Bay or Bow WindowsWhen you want a window that projects out of your home to add a bit of additional floor space you want either bay or bow windows. Each of these windows comes out of the exterior wall and creates a small shelf in the home. The larger the window is the larger the shelf is. The windows serve as a nice architectural accent. Bay Windows are usually a better fit for modern homes and bow windows better for older Victorian style homes. Bay windows rely on flat windows set into an angled frame that’s built out of the house. In fact a professional can construct a custom bay window using standard double or single hung windows in a row. Bow windows on the other hand rely on custom curved windows that come together to create a circular outcropping in the home. Both bay and bow windows are nice accents on a home, but it’s important to consider the cost of the window before making a decision. Consider that bay windows are much more affordable than bow windows. In fact, bow windows are 2.5 times the price of a similar sized bay window in most instances. Bay windows also provide more shelf space within the home than bow windows do and many people even create a window seat with their bay windows. In the end it really comes down to personal style preference and budget.
Skylight WindowsIf you’re interested in adding some light in the center of a home with limited options for exterior walls, a skylight is an excellent option. It’s essentially a window for your roof and it installs similarly to a roof vent. Some skylights open and close to allow ventilation, but most remain closed and simply serve the main purpose of bringing additional light into a home, but they also provide a nice way to look up at the stars, and can serve as attic ventilation in an attic-renovated bathroom. Skylights must be installed by a professional and they are one of the more expensive window types available, but when you want light from your roof coming in, they are really one of your only options.
Glass Block WindowsGlass Block Windows are typically just accents added to a section of the home to add light flow. They are most commonly purchased frosted or with designs built into the glass to provide light while also offering privacy. This makes them an ideal candidate for use in bathrooms, basements and other private spaces. When you just want a sturdy window that isn’t going to move, but you still want to be able to see out of it the windows come in clear view as well. They are a permanent solution and can’t be opened or closed. Glass block windows are around the same price as single hung windows, but they’re usually used for different projects than what single hung windows are.
Garden WindowsGarden Windows are essentially mini bay windows that are meant for plants. They’re like little tiny greenhouses that you add to the side of your home making them incredibly accessible. These windows will hold many different plants, and many will even accommodate shelves so that you can add in several plants per window. Since plants need sunlight to grow, it’s only natural to create a plant growing space in your home out of an advanced window setup like a garden window.
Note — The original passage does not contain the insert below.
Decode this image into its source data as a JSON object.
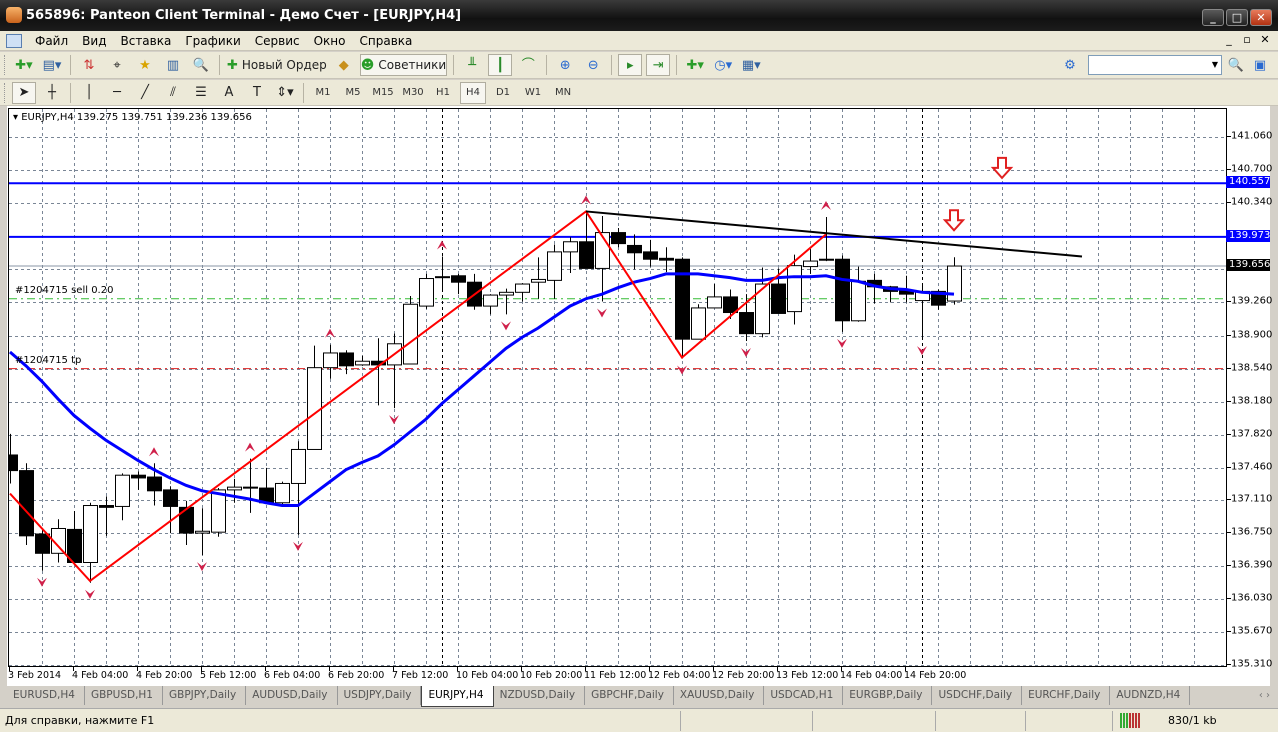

Round, half round, elliptical, or oval—the round window category encompasses many different shapes that add a note of architectural interest to your home. In particular, round windows allow you to give your space a nod to historical decor, such as Victorian or Gothic era structures.
Many round windows make perfect companions for glass doors or larger, square windows. Or they can be decked out with decorative grilles and stained glass to transform them into a show-stopping design focal point. However, adding these kinds of features will make your window replacement more expensive. Still, most will provide a one-of-a-kind look, imbuing historical homes with period-era accuracy.